### Extracted information
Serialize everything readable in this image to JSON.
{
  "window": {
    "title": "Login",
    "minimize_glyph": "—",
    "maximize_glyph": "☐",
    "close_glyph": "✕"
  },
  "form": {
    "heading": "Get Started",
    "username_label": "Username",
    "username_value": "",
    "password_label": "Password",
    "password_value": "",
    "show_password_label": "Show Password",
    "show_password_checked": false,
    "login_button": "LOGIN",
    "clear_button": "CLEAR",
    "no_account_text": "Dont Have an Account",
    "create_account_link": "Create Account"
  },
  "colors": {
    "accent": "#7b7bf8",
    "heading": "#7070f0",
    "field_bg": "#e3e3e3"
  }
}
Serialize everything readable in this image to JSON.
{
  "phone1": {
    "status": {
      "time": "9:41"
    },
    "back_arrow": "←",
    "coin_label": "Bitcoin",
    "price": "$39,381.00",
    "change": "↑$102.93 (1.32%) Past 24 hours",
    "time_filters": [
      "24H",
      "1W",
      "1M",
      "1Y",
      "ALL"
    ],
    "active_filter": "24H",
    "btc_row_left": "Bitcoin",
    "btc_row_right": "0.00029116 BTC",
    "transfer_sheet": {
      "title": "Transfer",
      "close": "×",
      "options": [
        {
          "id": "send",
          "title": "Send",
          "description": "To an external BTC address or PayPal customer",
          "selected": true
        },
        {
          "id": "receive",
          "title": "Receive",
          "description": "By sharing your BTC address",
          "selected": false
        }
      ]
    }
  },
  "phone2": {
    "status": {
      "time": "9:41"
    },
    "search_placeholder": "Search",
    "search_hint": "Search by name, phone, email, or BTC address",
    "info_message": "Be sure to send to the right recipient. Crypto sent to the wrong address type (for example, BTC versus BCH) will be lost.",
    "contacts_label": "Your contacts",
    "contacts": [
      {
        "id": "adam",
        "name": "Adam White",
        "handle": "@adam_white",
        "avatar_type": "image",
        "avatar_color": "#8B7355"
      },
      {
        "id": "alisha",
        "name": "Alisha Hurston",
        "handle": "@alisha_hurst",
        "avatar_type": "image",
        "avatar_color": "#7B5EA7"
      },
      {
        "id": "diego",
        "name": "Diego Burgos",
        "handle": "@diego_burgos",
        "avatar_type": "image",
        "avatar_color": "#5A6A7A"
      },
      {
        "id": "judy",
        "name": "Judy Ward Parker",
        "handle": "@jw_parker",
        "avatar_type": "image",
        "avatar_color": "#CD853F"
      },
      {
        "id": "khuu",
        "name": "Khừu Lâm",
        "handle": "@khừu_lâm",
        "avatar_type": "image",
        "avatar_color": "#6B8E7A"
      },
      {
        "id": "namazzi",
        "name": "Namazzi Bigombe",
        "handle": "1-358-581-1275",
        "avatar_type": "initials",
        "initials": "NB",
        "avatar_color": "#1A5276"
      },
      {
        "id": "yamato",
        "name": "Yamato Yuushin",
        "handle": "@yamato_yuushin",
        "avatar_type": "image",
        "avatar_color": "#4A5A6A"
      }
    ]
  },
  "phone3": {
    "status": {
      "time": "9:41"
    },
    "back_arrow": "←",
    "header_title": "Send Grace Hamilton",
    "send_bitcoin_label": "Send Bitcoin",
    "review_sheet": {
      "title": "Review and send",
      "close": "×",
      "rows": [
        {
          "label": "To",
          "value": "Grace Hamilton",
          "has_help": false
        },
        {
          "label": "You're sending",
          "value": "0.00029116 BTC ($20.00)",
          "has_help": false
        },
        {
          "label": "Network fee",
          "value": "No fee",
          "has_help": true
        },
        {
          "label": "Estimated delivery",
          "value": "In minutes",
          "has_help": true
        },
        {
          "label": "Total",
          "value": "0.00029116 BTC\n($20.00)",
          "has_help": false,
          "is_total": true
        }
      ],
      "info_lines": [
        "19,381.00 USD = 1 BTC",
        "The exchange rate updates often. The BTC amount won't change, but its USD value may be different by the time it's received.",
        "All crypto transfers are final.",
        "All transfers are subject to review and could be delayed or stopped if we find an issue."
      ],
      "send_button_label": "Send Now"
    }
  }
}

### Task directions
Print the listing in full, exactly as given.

### Exercise response
Serialize everything readable in this image to JSON.
{
  "window": {
    "title": "Login",
    "minimize_glyph": "—",
    "maximize_glyph": "☐",
    "close_glyph": "✕"
  },
  "form": {
    "heading": "Get Started",
    "username_label": "Username",
    "username_value": "",
    "password_label": "Password",
    "password_value": "",
    "show_password_label": "Show Password",
    "show_password_checked": false,
    "login_button": "LOGIN",
    "clear_button": "CLEAR",
    "no_account_text": "Dont Have an Account",
    "create_account_link": "Create Account"
  },
  "colors": {
    "accent": "#7b7bf8",
    "heading": "#7070f0",
    "field_bg": "#e3e3e3"
  }
}
Serialize everything readable in this image to JSON.
{
  "phone1": {
    "status": {
      "time": "9:41"
    },
    "back_arrow": "←",
    "coin_label": "Bitcoin",
    "price": "$39,381.00",
    "change": "↑$102.93 (1.32%) Past 24 hours",
    "time_filters": [
      "24H",
      "1W",
      "1M",
      "1Y",
      "ALL"
    ],
    "active_filter": "24H",
    "btc_row_left": "Bitcoin",
    "btc_row_right": "0.00029116 BTC",
    "transfer_sheet": {
      "title": "Transfer",
      "close": "×",
      "options": [
        {
          "id": "send",
          "title": "Send",
          "description": "To an external BTC address or PayPal customer",
          "selected": true
        },
        {
          "id": "receive",
          "title": "Receive",
          "description": "By sharing your BTC address",
          "selected": false
        }
      ]
    }
  },
  "phone2": {
    "status": {
      "time": "9:41"
    },
    "search_placeholder": "Search",
    "search_hint": "Search by name, phone, email, or BTC address",
    "info_message": "Be sure to send to the right recipient. Crypto sent to the wrong address type (for example, BTC versus BCH) will be lost.",
    "contacts_label": "Your contacts",
    "contacts": [
      {
        "id": "adam",
        "name": "Adam White",
        "handle": "@adam_white",
        "avatar_type": "image",
        "avatar_color": "#8B7355"
      },
      {
        "id": "alisha",
        "name": "Alisha Hurston",
        "handle": "@alisha_hurst",
        "avatar_type": "image",
        "avatar_color": "#7B5EA7"
      },
      {
        "id": "diego",
        "name": "Diego Burgos",
        "handle": "@diego_burgos",
        "avatar_type": "image",
        "avatar_color": "#5A6A7A"
      },
      {
        "id": "judy",
        "name": "Judy Ward Parker",
        "handle": "@jw_parker",
        "avatar_type": "image",
        "avatar_color": "#CD853F"
      },
      {
        "id": "khuu",
        "name": "Khừu Lâm",
        "handle": "@khừu_lâm",
        "avatar_type": "image",
        "avatar_color": "#6B8E7A"
      },
      {
        "id": "namazzi",
        "name": "Namazzi Bigombe",
        "handle": "1-358-581-1275",
        "avatar_type": "initials",
        "initials": "NB",
        "avatar_color": "#1A5276"
      },
      {
        "id": "yamato",
        "name": "Yamato Yuushin",
        "handle": "@yamato_yuushin",
        "avatar_type": "image",
        "avatar_color": "#4A5A6A"
      }
    ]
  },
  "phone3": {
    "status": {
      "time": "9:41"
    },
    "back_arrow": "←",
    "header_title": "Send Grace Hamilton",
    "send_bitcoin_label": "Send Bitcoin",
    "review_sheet": {
      "title": "Review and send",
      "close": "×",
      "rows": [
        {
          "label": "To",
          "value": "Grace Hamilton",
          "has_help": false
        },
        {
          "label": "You're sending",
          "value": "0.00029116 BTC ($20.00)",
          "has_help": false
        },
        {
          "label": "Network fee",
          "value": "No fee",
          "has_help": true
        },
        {
          "label": "Estimated delivery",
          "value": "In minutes",
          "has_help": true
        },
        {
          "label": "Total",
          "value": "0.00029116 BTC\n($20.00)",
          "has_help": false,
          "is_total": true
        }
      ],
      "info_lines": [
        "19,381.00 USD = 1 BTC",
        "The exchange rate updates often. The BTC amount won't change, but its USD value may be different by the time it's received.",
        "All crypto transfers are final.",
        "All transfers are subject to review and could be delayed or stopped if we find an issue."
      ],
      "send_button_label": "Send Now"
    }
  }
}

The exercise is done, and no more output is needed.